#### [Brief]
Below are the records; print them all without any alteration.

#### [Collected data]
"""

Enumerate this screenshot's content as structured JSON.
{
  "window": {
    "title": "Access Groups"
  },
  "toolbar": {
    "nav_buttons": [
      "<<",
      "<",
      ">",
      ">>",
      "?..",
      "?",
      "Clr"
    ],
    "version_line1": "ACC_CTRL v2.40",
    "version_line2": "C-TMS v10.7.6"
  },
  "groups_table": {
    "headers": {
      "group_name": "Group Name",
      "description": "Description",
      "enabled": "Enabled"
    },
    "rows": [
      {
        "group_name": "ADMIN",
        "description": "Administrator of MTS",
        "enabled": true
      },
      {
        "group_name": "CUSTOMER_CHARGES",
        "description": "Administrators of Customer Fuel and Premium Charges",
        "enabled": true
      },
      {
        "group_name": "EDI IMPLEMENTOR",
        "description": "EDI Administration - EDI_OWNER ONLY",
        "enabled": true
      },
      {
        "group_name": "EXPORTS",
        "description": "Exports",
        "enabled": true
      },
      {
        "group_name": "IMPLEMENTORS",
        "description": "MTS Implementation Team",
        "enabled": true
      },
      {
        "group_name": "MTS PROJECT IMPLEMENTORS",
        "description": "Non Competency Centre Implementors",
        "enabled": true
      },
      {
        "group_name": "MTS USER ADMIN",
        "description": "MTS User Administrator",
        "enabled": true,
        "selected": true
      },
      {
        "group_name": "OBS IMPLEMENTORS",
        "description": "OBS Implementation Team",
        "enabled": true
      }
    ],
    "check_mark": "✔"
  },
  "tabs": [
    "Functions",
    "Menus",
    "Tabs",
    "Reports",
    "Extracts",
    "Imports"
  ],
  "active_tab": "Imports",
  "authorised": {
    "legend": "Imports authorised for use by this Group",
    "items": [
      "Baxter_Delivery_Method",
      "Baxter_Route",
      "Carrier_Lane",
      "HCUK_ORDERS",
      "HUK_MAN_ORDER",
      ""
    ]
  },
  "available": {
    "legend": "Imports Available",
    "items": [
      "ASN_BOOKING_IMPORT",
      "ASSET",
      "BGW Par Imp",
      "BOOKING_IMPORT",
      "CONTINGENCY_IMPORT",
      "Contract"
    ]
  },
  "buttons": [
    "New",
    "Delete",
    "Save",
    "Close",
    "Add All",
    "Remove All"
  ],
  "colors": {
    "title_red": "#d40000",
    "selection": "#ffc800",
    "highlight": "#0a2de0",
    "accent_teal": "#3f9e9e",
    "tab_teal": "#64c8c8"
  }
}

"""

#### [Answer section]
Enumerate this screenshot's content as structured JSON.
{
  "window": {
    "title": "Access Groups"
  },
  "toolbar": {
    "nav_buttons": [
      "<<",
      "<",
      ">",
      ">>",
      "?..",
      "?",
      "Clr"
    ],
    "version_line1": "ACC_CTRL v2.40",
    "version_line2": "C-TMS v10.7.6"
  },
  "groups_table": {
    "headers": {
      "group_name": "Group Name",
      "description": "Description",
      "enabled": "Enabled"
    },
    "rows": [
      {
        "group_name": "ADMIN",
        "description": "Administrator of MTS",
        "enabled": true
      },
      {
        "group_name": "CUSTOMER_CHARGES",
        "description": "Administrators of Customer Fuel and Premium Charges",
        "enabled": true
      },
      {
        "group_name": "EDI IMPLEMENTOR",
        "description": "EDI Administration - EDI_OWNER ONLY",
        "enabled": true
      },
      {
        "group_name": "EXPORTS",
        "description": "Exports",
        "enabled": true
      },
      {
        "group_name": "IMPLEMENTORS",
        "description": "MTS Implementation Team",
        "enabled": true
      },
      {
        "group_name": "MTS PROJECT IMPLEMENTORS",
        "description": "Non Competency Centre Implementors",
        "enabled": true
      },
      {
        "group_name": "MTS USER ADMIN",
        "description": "MTS User Administrator",
        "enabled": true,
        "selected": true
      },
      {
        "group_name": "OBS IMPLEMENTORS",
        "description": "OBS Implementation Team",
        "enabled": true
      }
    ],
    "check_mark": "✔"
  },
  "tabs": [
    "Functions",
    "Menus",
    "Tabs",
    "Reports",
    "Extracts",
    "Imports"
  ],
  "active_tab": "Imports",
  "authorised": {
    "legend": "Imports authorised for use by this Group",
    "items": [
      "Baxter_Delivery_Method",
      "Baxter_Route",
      "Carrier_Lane",
      "HCUK_ORDERS",
      "HUK_MAN_ORDER",
      ""
    ]
  },
  "available": {
    "legend": "Imports Available",
    "items": [
      "ASN_BOOKING_IMPORT",
      "ASSET",
      "BGW Par Imp",
      "BOOKING_IMPORT",
      "CONTINGENCY_IMPORT",
      "Contract"
    ]
  },
  "buttons": [
    "New",
    "Delete",
    "Save",
    "Close",
    "Add All",
    "Remove All"
  ],
  "colors": {
    "title_red": "#d40000",
    "selection": "#ffc800",
    "highlight": "#0a2de0",
    "accent_teal": "#3f9e9e",
    "tab_teal": "#64c8c8"
  }
}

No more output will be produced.